Today in History:

48 Series I Volume IX- Serial 9 - Roanoke


In each battery there is one or more magazines. With few exceptions these are pits sunk under ground, covered, with timber and earth. These I found all very wet and most of them filled with water. These should be made dry by being bricked up or raised above the surface of the ground and drained.

Immediately around some of the works thick forests stand, which should be cut down.

Of cannon I found on the north side but eleven mounted in all the works, and dismounted, lying upon the ground without carriages, there were twelve more, in all within the batteries twenty-three, when the number required is one hundred and forty-three; and on the south or Manchester side I found two mounted (none upon the ground), when the number required is seventy-four.

I could not learn that any, either of guns or carriages, were ready; if they are not, they cannot be obtained and put in place in less time than three months if they are commenced at once.

Of the battalions along James River below the city I only know from report. To remove all fear from the enemy's gunboats, with their almost impenetrable sides and their heavy shells, I suggest that obstructions be gotten ready and floated down about 4 miles below the city, ready to be sunk on the signal of the approach of the enemy.

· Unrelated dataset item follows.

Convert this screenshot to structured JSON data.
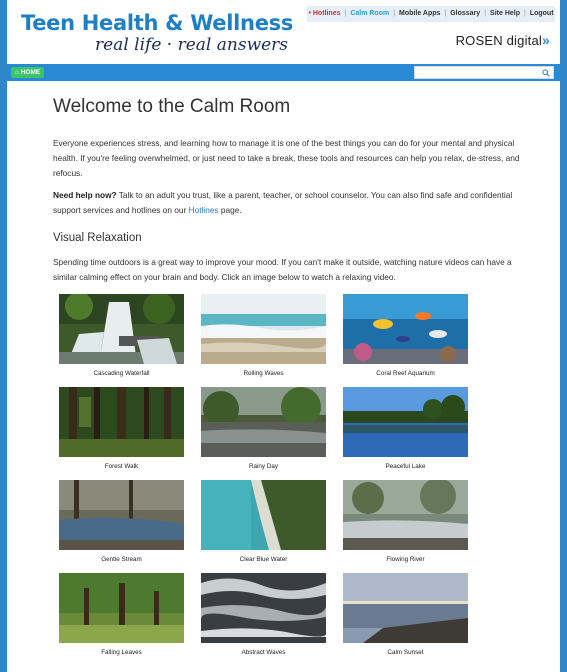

From what I have said above and especially from the small number of guns (twenty-five of the two hundred and eighteen required) that are ready mounted and dismounted (about two to the mile), I report that Richmond, as far as any reliance is to be placed upon these batteries, is in no state of defense against an enemy likely to approach. The danger from such attack from the north side of the river is greatly lessened by the positions of our armies on the Potomac and on the Peninsula, but I regard an attack from the south side imminent.

Burnside has obtained a permanent landing on the North Carolina coast, at which he is getting re-enforcements. With 15,000 or 20,000 men he can ascend the Roanoke, march to Petersburg, thence to Manchester, and from the commanding hills there shell this city without crossing the river. This he can do in ten days after he is ready.

If to meet this force the assistant of our armies on the Potomac and on the Peninsula are called upon, the answer will be from General Johnston and Magruder, "McClellan and Wool are threatening us (by concert with Burnside) and we spare no assistance."

If I am right, immediate action should be had toward completing the batteries now projected on the Manchester side and fully arming them.

Respectfully submitted.


Colonel Ordnance of Virginia.